INPUT ->

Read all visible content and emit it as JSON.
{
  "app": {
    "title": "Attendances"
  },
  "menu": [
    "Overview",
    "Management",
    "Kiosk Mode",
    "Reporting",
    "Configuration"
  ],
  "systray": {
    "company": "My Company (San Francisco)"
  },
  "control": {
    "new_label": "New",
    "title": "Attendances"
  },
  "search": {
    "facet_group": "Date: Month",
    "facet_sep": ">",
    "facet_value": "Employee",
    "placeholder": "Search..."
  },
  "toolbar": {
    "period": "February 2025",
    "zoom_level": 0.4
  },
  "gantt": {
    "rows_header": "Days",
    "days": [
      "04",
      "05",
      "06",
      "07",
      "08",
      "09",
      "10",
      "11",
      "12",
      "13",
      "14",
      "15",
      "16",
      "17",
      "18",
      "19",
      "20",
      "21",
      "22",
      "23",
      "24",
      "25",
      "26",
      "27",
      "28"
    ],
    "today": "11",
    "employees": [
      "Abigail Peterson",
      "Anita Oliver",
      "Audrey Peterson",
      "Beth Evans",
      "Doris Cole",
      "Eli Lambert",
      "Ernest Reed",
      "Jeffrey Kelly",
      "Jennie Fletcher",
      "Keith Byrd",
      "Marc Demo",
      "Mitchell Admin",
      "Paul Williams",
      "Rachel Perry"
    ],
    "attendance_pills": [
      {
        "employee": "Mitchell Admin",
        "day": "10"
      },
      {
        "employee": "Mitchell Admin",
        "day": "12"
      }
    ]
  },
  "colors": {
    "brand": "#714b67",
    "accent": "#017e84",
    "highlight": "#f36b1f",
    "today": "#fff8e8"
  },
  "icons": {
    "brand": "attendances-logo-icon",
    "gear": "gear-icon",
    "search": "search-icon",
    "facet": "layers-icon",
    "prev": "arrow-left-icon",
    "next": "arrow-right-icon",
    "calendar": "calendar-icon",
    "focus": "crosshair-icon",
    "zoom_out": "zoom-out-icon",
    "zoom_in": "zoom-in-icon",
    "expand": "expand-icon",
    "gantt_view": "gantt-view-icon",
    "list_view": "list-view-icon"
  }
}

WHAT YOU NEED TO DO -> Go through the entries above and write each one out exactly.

WRITTEN RESPONSE ->
Read all visible content and emit it as JSON.
{
  "app": {
    "title": "Attendances"
  },
  "menu": [
    "Overview",
    "Management",
    "Kiosk Mode",
    "Reporting",
    "Configuration"
  ],
  "systray": {
    "company": "My Company (San Francisco)"
  },
  "control": {
    "new_label": "New",
    "title": "Attendances"
  },
  "search": {
    "facet_group": "Date: Month",
    "facet_sep": ">",
    "facet_value": "Employee",
    "placeholder": "Search..."
  },
  "toolbar": {
    "period": "February 2025",
    "zoom_level": 0.4
  },
  "gantt": {
    "rows_header": "Days",
    "days": [
      "04",
      "05",
      "06",
      "07",
      "08",
      "09",
      "10",
      "11",
      "12",
      "13",
      "14",
      "15",
      "16",
      "17",
      "18",
      "19",
      "20",
      "21",
      "22",
      "23",
      "24",
      "25",
      "26",
      "27",
      "28"
    ],
    "today": "11",
    "employees": [
      "Abigail Peterson",
      "Anita Oliver",
      "Audrey Peterson",
      "Beth Evans",
      "Doris Cole",
      "Eli Lambert",
      "Ernest Reed",
      "Jeffrey Kelly",
      "Jennie Fletcher",
      "Keith Byrd",
      "Marc Demo",
      "Mitchell Admin",
      "Paul Williams",
      "Rachel Perry"
    ],
    "attendance_pills": [
      {
        "employee": "Mitchell Admin",
        "day": "10"
      },
      {
        "employee": "Mitchell Admin",
        "day": "12"
      }
    ]
  },
  "colors": {
    "brand": "#714b67",
    "accent": "#017e84",
    "highlight": "#f36b1f",
    "today": "#fff8e8"
  },
  "icons": {
    "brand": "attendances-logo-icon",
    "gear": "gear-icon",
    "search": "search-icon",
    "facet": "layers-icon",
    "prev": "arrow-left-icon",
    "next": "arrow-right-icon",
    "calendar": "calendar-icon",
    "focus": "crosshair-icon",
    "zoom_out": "zoom-out-icon",
    "zoom_in": "zoom-in-icon",
    "expand": "expand-icon",
    "gantt_view": "gantt-view-icon",
    "list_view": "list-view-icon"
  }
}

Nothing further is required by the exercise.